  • Life-stress and Effects on Pilots The findings of a survey that took place in 1980 and analyzed aircraft accidents from 1977-1978, showed that those pilots that had: marital problems, financial problems, a death in the family or close social circle, troubles with peers/subordinates/superiors or made an important decision in regards their future, were more likely to cause an aircraft accident (Alkov and Borowsky, 1980 p.860-2).
  • “the state of tiredness that is associated with long hours of work, prolonged periods without sleep or the requirement to work at times that are out of synch with the body's biological or circadian rhythms”
  • • Fatigue due to extended flights/ flying after a workday. • Night/late afternoon flight. • Boredom due to low workload/monitoring role. • Exhaustion from continuous/enhanced workload. • Physical environment (low/high temperature, low/high pressure, humidity levels, noise, turbulence). Pilots cannot be on duty more than 16 hours at a stretch or at the controls more than eight, and they must get an eight-hour break between shifts. (abcnews.go.com).
  • Decision Making Baradell and Klein (1993), who claim that stress alter the regular autonomic reactions, like respiration and heart rate (p. 267). When autonomic reactions increase, it draws the pilot’s attention away from anything else.

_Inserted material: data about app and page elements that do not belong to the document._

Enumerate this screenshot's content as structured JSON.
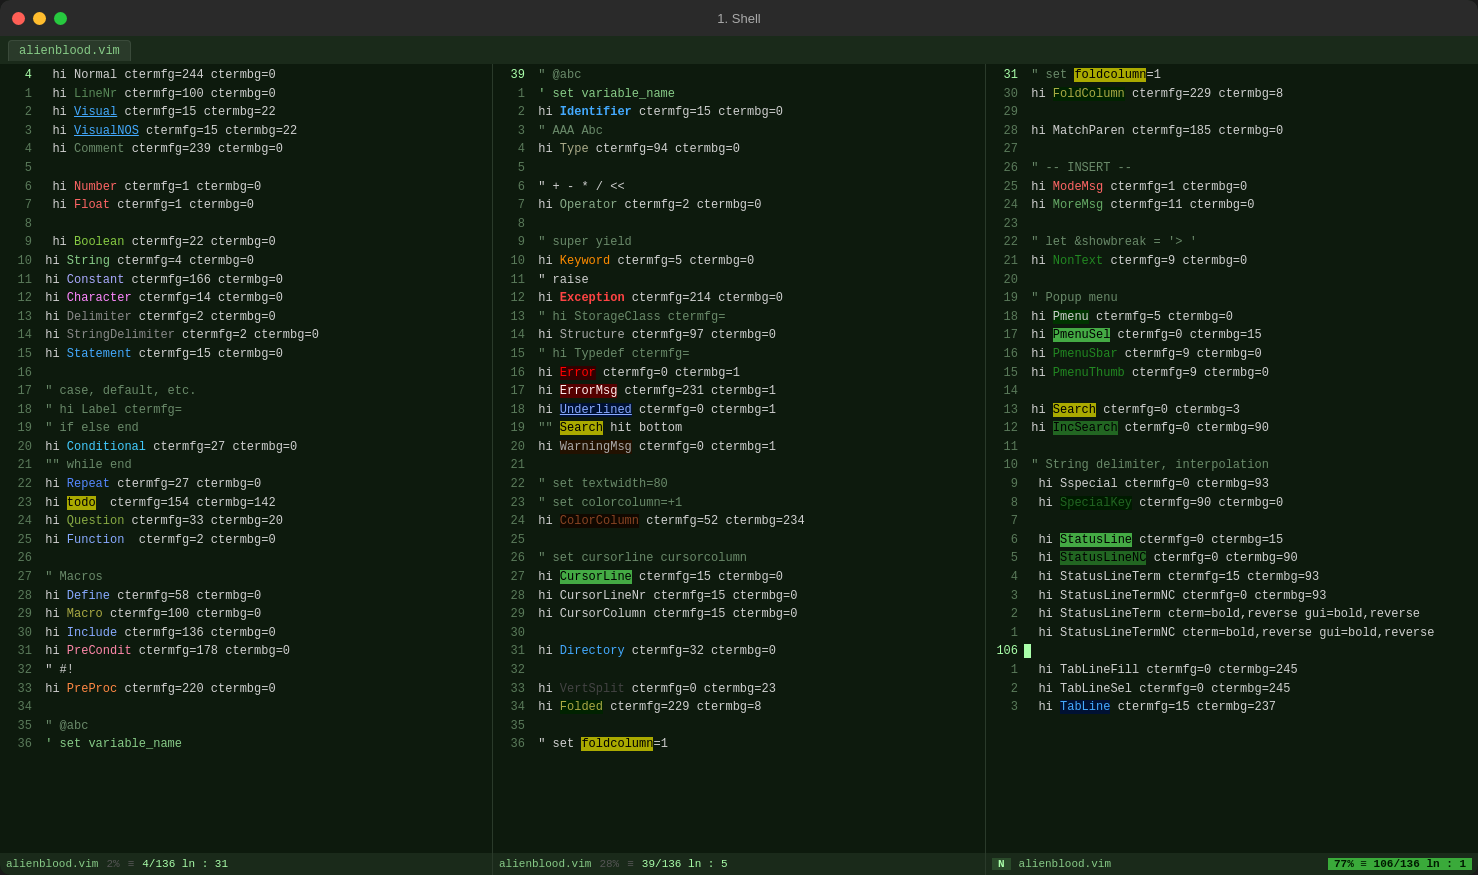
{
  "window": {
    "title": "1. Shell",
    "tab": "alienblood.vim"
  },
  "panes": [
    {
      "id": "pane1",
      "statusbar": {
        "mode": "",
        "filename": "alienblood.vim",
        "percent": "2%",
        "position": "4/136 ln : 31"
      }
    },
    {
      "id": "pane2",
      "statusbar": {
        "mode": "",
        "filename": "alienblood.vim",
        "percent": "28%",
        "position": "39/136 ln : 5"
      }
    },
    {
      "id": "pane3",
      "statusbar": {
        "mode": "N",
        "filename": "alienblood.vim",
        "percent": "77%",
        "position": "106/136 ln : 1"
      }
    }
  ]
}
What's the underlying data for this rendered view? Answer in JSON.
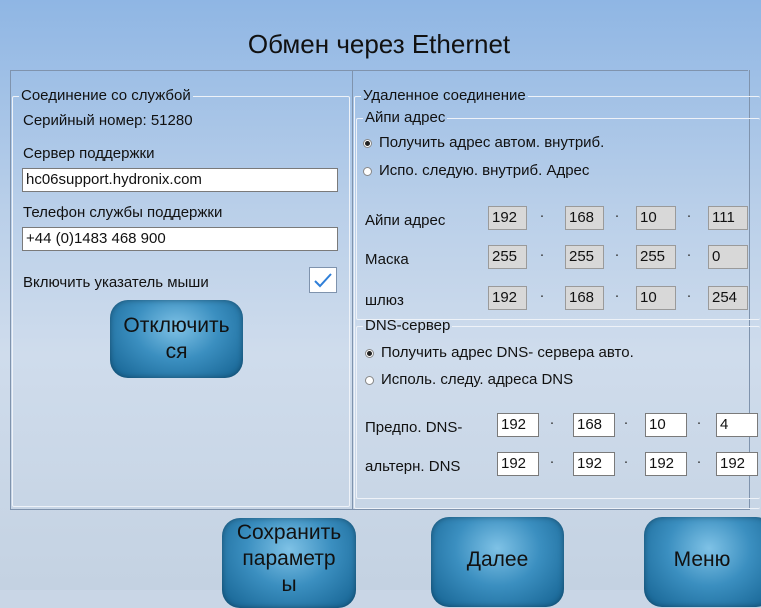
{
  "title": "Обмен через Ethernet",
  "left": {
    "group_title": "Соединение со службой",
    "serial_label": "Серийный номер: 51280",
    "server_label": "Сервер поддержки",
    "server_value": "hc06support.hydronix.com",
    "phone_label": "Телефон службы поддержки",
    "phone_value": "+44 (0)1483 468 900",
    "mouse_label": "Включить указатель мыши",
    "mouse_checked": true,
    "disconnect_label": "Отключить\nся"
  },
  "right": {
    "group_title": "Удаленное соединение",
    "ip_group_title": "Айпи адрес",
    "ip_auto_label": "Получить адрес автом. внутриб.",
    "ip_manual_label": "Испо. следую. внутриб. Адрес",
    "ip_label": "Айпи адрес",
    "ip": [
      "192",
      "168",
      "10",
      "111"
    ],
    "mask_label": "Маска",
    "mask": [
      "255",
      "255",
      "255",
      "0"
    ],
    "gateway_label": "шлюз",
    "gateway": [
      "192",
      "168",
      "10",
      "254"
    ],
    "dns_group_title": "DNS-сервер",
    "dns_auto_label": "Получить адрес DNS- сервера авто.",
    "dns_manual_label": "Исполь. следу. адреса DNS",
    "pref_dns_label": "Предпо. DNS-",
    "pref_dns": [
      "192",
      "168",
      "10",
      "4"
    ],
    "alt_dns_label": "альтерн. DNS",
    "alt_dns": [
      "192",
      "192",
      "192",
      "192"
    ],
    "separator": "·"
  },
  "buttons": {
    "save_label": "Сохранить\nпараметр\nы",
    "next_label": "Далее",
    "menu_label": "Меню"
  }
}
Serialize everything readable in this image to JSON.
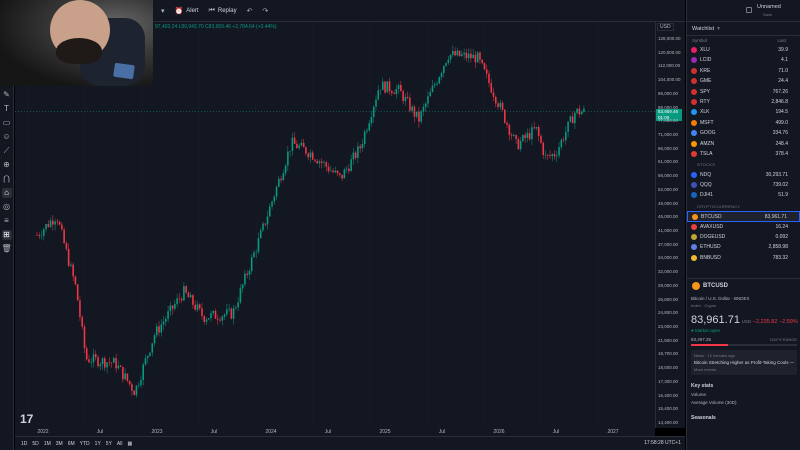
{
  "toolbar": {
    "alert_label": "Alert",
    "replay_label": "Replay"
  },
  "chart": {
    "ohlc_text": "97,403.24 L80,943.70 C83,959.46 +2,784.64 (+3.44%)",
    "currency": "USD",
    "current_price": "83,959.46",
    "current_countdown": "01:00",
    "price_axis": [
      "128,000.00",
      "120,000.00",
      "112,000.00",
      "104,000.00",
      "96,000.00",
      "88,000.00",
      "77,000.00",
      "71,000.00",
      "66,000.00",
      "61,000.00",
      "56,000.00",
      "52,000.00",
      "48,000.00",
      "45,000.00",
      "41,000.00",
      "37,000.00",
      "34,000.00",
      "32,000.00",
      "29,000.00",
      "26,600.00",
      "24,800.00",
      "23,000.00",
      "21,500.00",
      "19,700.00",
      "18,500.00",
      "17,300.00",
      "16,400.00",
      "15,400.00",
      "14,400.00"
    ],
    "time_axis": [
      "2022",
      "Jul",
      "2023",
      "Jul",
      "2024",
      "Jul",
      "2025",
      "Jul",
      "2026",
      "Jul",
      "2027"
    ],
    "up_color": "#089981",
    "down_color": "#f23645"
  },
  "chart_data": {
    "type": "candlestick",
    "symbol": "BTCUSD",
    "interval": "1W",
    "scale": "log",
    "x_start": "2022-01",
    "x_end": "2026-09",
    "ylim": [
      14000,
      135000
    ],
    "anchors": [
      {
        "date": "2022-01",
        "close": 41000
      },
      {
        "date": "2022-03",
        "close": 46000
      },
      {
        "date": "2022-05",
        "close": 30000
      },
      {
        "date": "2022-06",
        "close": 20000
      },
      {
        "date": "2022-09",
        "close": 19500
      },
      {
        "date": "2022-11",
        "close": 16500
      },
      {
        "date": "2023-01",
        "close": 23000
      },
      {
        "date": "2023-04",
        "close": 29500
      },
      {
        "date": "2023-06",
        "close": 25500
      },
      {
        "date": "2023-09",
        "close": 26000
      },
      {
        "date": "2023-12",
        "close": 42000
      },
      {
        "date": "2024-03",
        "close": 70000
      },
      {
        "date": "2024-05",
        "close": 66000
      },
      {
        "date": "2024-08",
        "close": 57000
      },
      {
        "date": "2024-10",
        "close": 68000
      },
      {
        "date": "2024-12",
        "close": 98000
      },
      {
        "date": "2025-02",
        "close": 95000
      },
      {
        "date": "2025-04",
        "close": 80000
      },
      {
        "date": "2025-07",
        "close": 117000
      },
      {
        "date": "2025-10",
        "close": 115000
      },
      {
        "date": "2025-12",
        "close": 90000
      },
      {
        "date": "2026-02",
        "close": 69000
      },
      {
        "date": "2026-04",
        "close": 76000
      },
      {
        "date": "2026-05",
        "close": 64000
      },
      {
        "date": "2026-06",
        "close": 66000
      },
      {
        "date": "2026-08",
        "close": 83959
      }
    ]
  },
  "bottom": {
    "timeframes": [
      "1D",
      "5D",
      "1M",
      "3M",
      "6M",
      "YTD",
      "1Y",
      "5Y",
      "All"
    ],
    "clock": "17:58:28 UTC+1"
  },
  "layout": {
    "name": "Unnamed",
    "sub": "Save"
  },
  "watchlist": {
    "title": "Watchlist",
    "col_symbol": "Symbol",
    "col_last": "Last",
    "items": [
      {
        "symbol": "XLU",
        "last": "39.9",
        "color": "#e91e63"
      },
      {
        "symbol": "LCID",
        "last": "4.1",
        "color": "#9c27b0"
      },
      {
        "symbol": "KRE",
        "last": "71.0",
        "color": "#d32f2f"
      },
      {
        "symbol": "GME",
        "last": "24.4",
        "color": "#d32f2f"
      },
      {
        "symbol": "SPY",
        "last": "767.26",
        "color": "#d32f2f"
      },
      {
        "symbol": "RTY",
        "last": "2,846.8",
        "color": "#d32f2f"
      },
      {
        "symbol": "XLK",
        "last": "194.5",
        "color": "#2196f3"
      },
      {
        "symbol": "MSFT",
        "last": "499.0",
        "color": "#f57c00"
      },
      {
        "symbol": "GOOG",
        "last": "334.76",
        "color": "#4285f4"
      },
      {
        "symbol": "AMZN",
        "last": "248.4",
        "color": "#ff9800"
      },
      {
        "symbol": "TSLA",
        "last": "378.4",
        "color": "#e53935"
      }
    ],
    "section_stocks": "STOCKS",
    "stocks": [
      {
        "symbol": "NDQ",
        "last": "30,293.71",
        "color": "#2962ff"
      },
      {
        "symbol": "QQQ",
        "last": "739.02",
        "color": "#3f51b5"
      },
      {
        "symbol": "DJI41",
        "last": "51.9",
        "color": "#1565c0"
      }
    ],
    "section_crypto": "CRYPTOCURRENCY",
    "crypto": [
      {
        "symbol": "BTCUSD",
        "last": "83,961.71",
        "color": "#f7931a"
      },
      {
        "symbol": "AVAXUSD",
        "last": "16.24",
        "color": "#e84142"
      },
      {
        "symbol": "DOGEUSD",
        "last": "0.092",
        "color": "#c2a633"
      },
      {
        "symbol": "ETHUSD",
        "last": "2,858.98",
        "color": "#627eea"
      },
      {
        "symbol": "BNBUSD",
        "last": "783.32",
        "color": "#f3ba2f"
      }
    ]
  },
  "details": {
    "symbol": "BTCUSD",
    "name": "Bitcoin / U.S. Dollar · BNDEX",
    "category": "Index · Crypto",
    "price": "83,961.71",
    "currency": "USD",
    "change": "−2,235.82 −2.59%",
    "market_status": "● Market open",
    "day_low": "83,497.25",
    "range_label": "DAY'S RANGE",
    "range_fraction": 0.35,
    "news_meta": "News · 12 minutes ago",
    "news_title": "Bitcoin Stretching Higher as Profit-Taking Cools — M",
    "news_more": "More events",
    "key_stats": "Key stats",
    "stat_volume": "Volume",
    "stat_avg_volume": "Average Volume (30D)",
    "seasonals": "Seasonals"
  }
}
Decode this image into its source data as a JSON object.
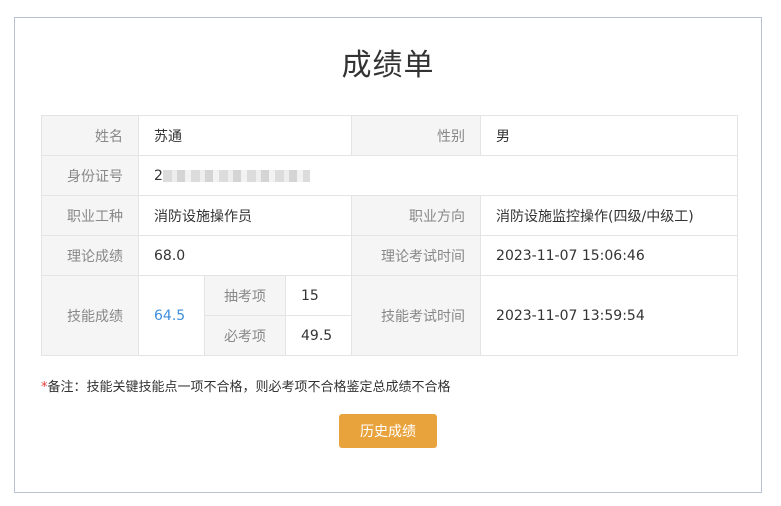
{
  "page": {
    "title": "成绩单"
  },
  "fields": {
    "name_label": "姓名",
    "name": "苏通",
    "gender_label": "性别",
    "gender": "男",
    "id_label": "身份证号",
    "id_visible": "2",
    "occupation_label": "职业工种",
    "occupation": "消防设施操作员",
    "direction_label": "职业方向",
    "direction": "消防设施监控操作(四级/中级工)",
    "theory_score_label": "理论成绩",
    "theory_score": "68.0",
    "theory_time_label": "理论考试时间",
    "theory_time": "2023-11-07 15:06:46",
    "skill_score_label": "技能成绩",
    "skill_score": "64.5",
    "draw_item_label": "抽考项",
    "draw_item_score": "15",
    "required_item_label": "必考项",
    "required_item_score": "49.5",
    "skill_time_label": "技能考试时间",
    "skill_time": "2023-11-07 13:59:54"
  },
  "note": {
    "star": "*",
    "text": "备注：技能关键技能点一项不合格，则必考项不合格鉴定总成绩不合格"
  },
  "actions": {
    "history_label": "历史成绩"
  },
  "colors": {
    "accent": "#e8a33c",
    "link": "#3d8edb",
    "required_star": "#e4393c",
    "border": "#b7c2d3"
  }
}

Performance Attentional deficits have long been recognized to be the common cognitive thread of sleep loss effects... To the extent that this is true, it seems reasonable to posit that all cognitive tasks eventually will show impairment during sleep loss
  • On May 14, 2012 more than 300 pilots and cabin crew from all across Europe showed their concern about the European Aviation Safety Agency’s “proposed EU law on Flight Time Limitations, which should be aimed at preventing safety risks associated with air crew fatigue” (European Cockpit Association, 2012 p. 5). Hopefully, things will change and people and pilots alike can enjoy safer flights from now on.